Jim Pook is one of 69 cases linked to an outbreak at the Newport hospital which started six days ago.
Aneurin Bevan University Health Board (ABUHB) said 53 patients and 16 staff had been affected on seven wards since 3 December.
The health board has apologised to Mr Pook and his family.
Mr Pook, from Newbridge, was taken to the Royal Gwent Hospital in mid-November after collapsing at home. He was later diagnosed with advanced cancer.
The 77-year-old tested positive for coronavirus three weeks later after, he claimed, being in the same bay as a patient who already had the virus.
“They put a Covid patient in with us from a Covid ward. He was there for three days, coughing and coughing and coughing,” said Mr Pook.
“There were six of us in there. One man signed out on his own accord [but] three out of the four that was left had Covid. We were absolutely mad.
“They then tried to get us to go home and said we can self-isolate in your own bedroom or something or other. I said, ‘what? Me going home with my kids and putting them at risk. You’re having a joke.'”
The health board said details of deaths linked to outbreaks at the Royal Gwent, since one was initially revealed in mid-October, was not accessible.
The Pook family is one of several families that BBC Wales has spoken to who have raised concerns about infection control and communication within the hospital.
“The nurses weren’t wearing nothing,” said Mr Pook, on what infection control measure there was.
“When they come to me, I made them wash their hands cause they went round the others first – they didn’t wash their hands when they went round the other boys.
“Everybody was using the same things. It was obvious to us it [Covid] was going to go through it like wildfire.”
ABUHB said it took such complaints “very seriously”.
“The hospital is under significant pressure but the protection of patients and staff is an absolute priority,” said a spokesperson.
“We would like to apologise to Mr Pook and his family, and other patients, for the distress caused and reiterate we are rapidly reviewing what happened.”
The most serious coronavirus hospital outbreak in Wales is at the Royal Glamorgan Hospital in Llantrisant, Rhondda Cynon Taf, where 85 people linked to the outbreak have died.
In north-east Wales, a number of families said they want answers after seeing loved ones contract coronavirus after being admitted to Wrexham’s Maelor Hospital for non-Covid-related treatments.
They claim the hospital failed to properly isolate them from other patients who already had the virus.
North Wales Conservative member of the Senedd, Mark Isherwood, asked Health Minister Vaughan Gething last week to respond to concerns that Covid and non-Covid patients have been placed on wards together at the hospital.

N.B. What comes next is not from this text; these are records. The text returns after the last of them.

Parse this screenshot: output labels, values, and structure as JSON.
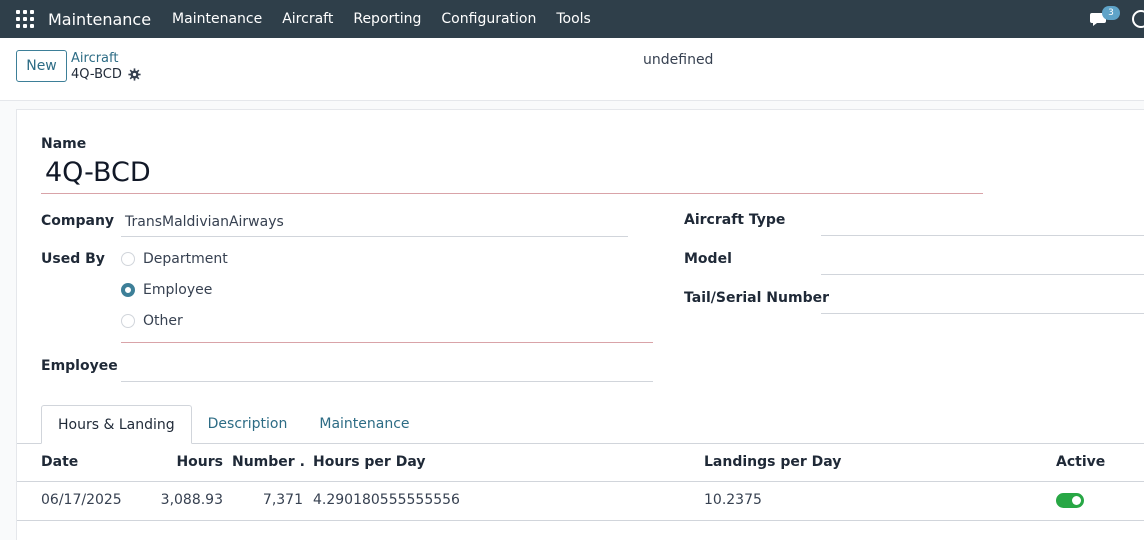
{
  "navbar": {
    "app_name": "Maintenance",
    "menu": [
      "Maintenance",
      "Aircraft",
      "Reporting",
      "Configuration",
      "Tools"
    ],
    "messages_count": "3",
    "icons": [
      "apps-grid-icon",
      "chat-icon",
      "clock-icon"
    ]
  },
  "control_panel": {
    "new_label": "New",
    "breadcrumb_parent": "Aircraft",
    "breadcrumb_current": "4Q-BCD",
    "status_text": "undefined"
  },
  "form": {
    "name_label": "Name",
    "name_value": "4Q-BCD",
    "company_label": "Company",
    "company_value": "TransMaldivianAirways",
    "used_by_label": "Used By",
    "used_by_options": [
      "Department",
      "Employee",
      "Other"
    ],
    "used_by_selected": "Employee",
    "employee_label": "Employee",
    "employee_value": "",
    "aircraft_type_label": "Aircraft Type",
    "model_label": "Model",
    "tail_label": "Tail/Serial Number"
  },
  "tabs": [
    "Hours & Landing",
    "Description",
    "Maintenance"
  ],
  "table": {
    "columns": [
      "Date",
      "Hours",
      "Number ...",
      "Hours per Day",
      "Landings per Day",
      "Active"
    ],
    "rows": [
      {
        "date": "06/17/2025",
        "hours": "3,088.93",
        "number": "7,371",
        "hours_per_day": "4.290180555555556",
        "landings_per_day": "10.2375",
        "active": true
      }
    ]
  },
  "colors": {
    "navbar": "#2f3f4a",
    "accent": "#3d7f98",
    "toggle_on": "#28a745"
  }
}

He said he had been contacted by a constituent who’s father contracted Covid-19 within the hospital.
Mr Isherwood said: “How do you respond to the son, who asked: ‘Why would you place an elderly man with orthopaedic issues on a Ward with known Covid-19 patents?’
“And why, despite the front-line staff performing miracles, the back room at Betsi Cadwaladr Health Board… still cannot control cross contamination, health and hygiene, but also the safety and management of patients within their safe keeping?”

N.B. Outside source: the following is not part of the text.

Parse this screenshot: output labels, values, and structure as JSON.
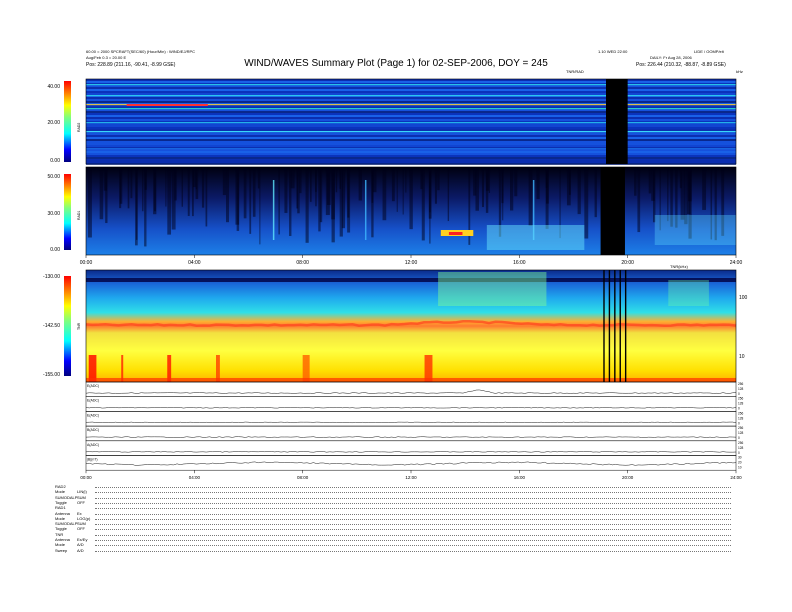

Betsi Cadwaladr University Health Board said it is doing all it can to prevent inpatients contracting Covid-19 in hospital.
Debra Hickman, acting executive director of nursing and midwifery, said “all appropriate” infection prevention measures are in place and are kept under review.
She added: “All patients admitted into our hospitals are screened for Covid-19. Until their test result has been returned, they are cared for in designated assessment areas, where all infection prevention measures are in place to reduce the risk of transmission.”